[Stored data]
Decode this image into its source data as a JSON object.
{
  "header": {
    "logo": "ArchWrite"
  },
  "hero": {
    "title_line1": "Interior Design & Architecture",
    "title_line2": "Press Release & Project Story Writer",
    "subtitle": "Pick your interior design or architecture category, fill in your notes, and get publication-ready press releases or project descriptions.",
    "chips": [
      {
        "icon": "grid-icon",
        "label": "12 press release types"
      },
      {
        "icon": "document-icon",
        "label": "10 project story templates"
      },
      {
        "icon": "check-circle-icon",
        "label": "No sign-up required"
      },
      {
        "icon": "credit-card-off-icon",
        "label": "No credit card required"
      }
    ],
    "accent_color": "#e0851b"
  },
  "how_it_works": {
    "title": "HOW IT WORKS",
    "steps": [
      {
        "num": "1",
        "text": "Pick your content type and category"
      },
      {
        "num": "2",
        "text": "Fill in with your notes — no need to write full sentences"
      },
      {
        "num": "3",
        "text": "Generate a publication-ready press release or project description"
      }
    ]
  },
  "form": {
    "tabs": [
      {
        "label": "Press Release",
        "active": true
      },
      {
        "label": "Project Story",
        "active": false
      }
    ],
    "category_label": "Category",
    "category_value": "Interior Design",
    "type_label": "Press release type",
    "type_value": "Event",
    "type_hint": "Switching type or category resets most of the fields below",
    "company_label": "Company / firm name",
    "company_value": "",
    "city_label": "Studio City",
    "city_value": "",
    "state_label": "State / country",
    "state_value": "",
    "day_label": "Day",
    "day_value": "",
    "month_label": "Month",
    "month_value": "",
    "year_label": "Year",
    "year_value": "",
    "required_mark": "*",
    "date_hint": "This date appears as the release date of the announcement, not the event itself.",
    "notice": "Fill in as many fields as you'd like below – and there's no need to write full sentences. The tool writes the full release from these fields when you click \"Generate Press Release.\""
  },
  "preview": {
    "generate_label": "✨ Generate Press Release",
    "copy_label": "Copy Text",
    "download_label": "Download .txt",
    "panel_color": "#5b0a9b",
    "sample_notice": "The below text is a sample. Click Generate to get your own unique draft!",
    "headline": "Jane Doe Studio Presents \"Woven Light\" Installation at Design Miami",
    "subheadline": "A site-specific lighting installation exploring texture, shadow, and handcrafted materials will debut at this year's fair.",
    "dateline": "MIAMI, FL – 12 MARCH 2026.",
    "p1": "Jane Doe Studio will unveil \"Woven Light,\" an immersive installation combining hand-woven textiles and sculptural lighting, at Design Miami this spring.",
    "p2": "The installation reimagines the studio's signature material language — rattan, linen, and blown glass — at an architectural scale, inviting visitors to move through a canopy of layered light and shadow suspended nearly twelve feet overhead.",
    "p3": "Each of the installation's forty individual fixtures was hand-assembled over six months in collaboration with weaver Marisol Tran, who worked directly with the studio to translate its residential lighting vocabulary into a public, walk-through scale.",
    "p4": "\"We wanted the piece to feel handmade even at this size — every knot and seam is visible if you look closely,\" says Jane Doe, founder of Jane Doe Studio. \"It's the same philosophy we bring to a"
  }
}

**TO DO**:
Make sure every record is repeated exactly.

**RESULT FOR THIS TASK**:
Decode this image into its source data as a JSON object.
{
  "header": {
    "logo": "ArchWrite"
  },
  "hero": {
    "title_line1": "Interior Design & Architecture",
    "title_line2": "Press Release & Project Story Writer",
    "subtitle": "Pick your interior design or architecture category, fill in your notes, and get publication-ready press releases or project descriptions.",
    "chips": [
      {
        "icon": "grid-icon",
        "label": "12 press release types"
      },
      {
        "icon": "document-icon",
        "label": "10 project story templates"
      },
      {
        "icon": "check-circle-icon",
        "label": "No sign-up required"
      },
      {
        "icon": "credit-card-off-icon",
        "label": "No credit card required"
      }
    ],
    "accent_color": "#e0851b"
  },
  "how_it_works": {
    "title": "HOW IT WORKS",
    "steps": [
      {
        "num": "1",
        "text": "Pick your content type and category"
      },
      {
        "num": "2",
        "text": "Fill in with your notes — no need to write full sentences"
      },
      {
        "num": "3",
        "text": "Generate a publication-ready press release or project description"
      }
    ]
  },
  "form": {
    "tabs": [
      {
        "label": "Press Release",
        "active": true
      },
      {
        "label": "Project Story",
        "active": false
      }
    ],
    "category_label": "Category",
    "category_value": "Interior Design",
    "type_label": "Press release type",
    "type_value": "Event",
    "type_hint": "Switching type or category resets most of the fields below",
    "company_label": "Company / firm name",
    "company_value": "",
    "city_label": "Studio City",
    "city_value": "",
    "state_label": "State / country",
    "state_value": "",
    "day_label": "Day",
    "day_value": "",
    "month_label": "Month",
    "month_value": "",
    "year_label": "Year",
    "year_value": "",
    "required_mark": "*",
    "date_hint": "This date appears as the release date of the announcement, not the event itself.",
    "notice": "Fill in as many fields as you'd like below – and there's no need to write full sentences. The tool writes the full release from these fields when you click \"Generate Press Release.\""
  },
  "preview": {
    "generate_label": "✨ Generate Press Release",
    "copy_label": "Copy Text",
    "download_label": "Download .txt",
    "panel_color": "#5b0a9b",
    "sample_notice": "The below text is a sample. Click Generate to get your own unique draft!",
    "headline": "Jane Doe Studio Presents \"Woven Light\" Installation at Design Miami",
    "subheadline": "A site-specific lighting installation exploring texture, shadow, and handcrafted materials will debut at this year's fair.",
    "dateline": "MIAMI, FL – 12 MARCH 2026.",
    "p1": "Jane Doe Studio will unveil \"Woven Light,\" an immersive installation combining hand-woven textiles and sculptural lighting, at Design Miami this spring.",
    "p2": "The installation reimagines the studio's signature material language — rattan, linen, and blown glass — at an architectural scale, inviting visitors to move through a canopy of layered light and shadow suspended nearly twelve feet overhead.",
    "p3": "Each of the installation's forty individual fixtures was hand-assembled over six months in collaboration with weaver Marisol Tran, who worked directly with the studio to translate its residential lighting vocabulary into a public, walk-through scale.",
    "p4": "\"We wanted the piece to feel handmade even at this size — every knot and seam is visible if you look closely,\" says Jane Doe, founder of Jane Doe Studio. \"It's the same philosophy we bring to a"
  }
}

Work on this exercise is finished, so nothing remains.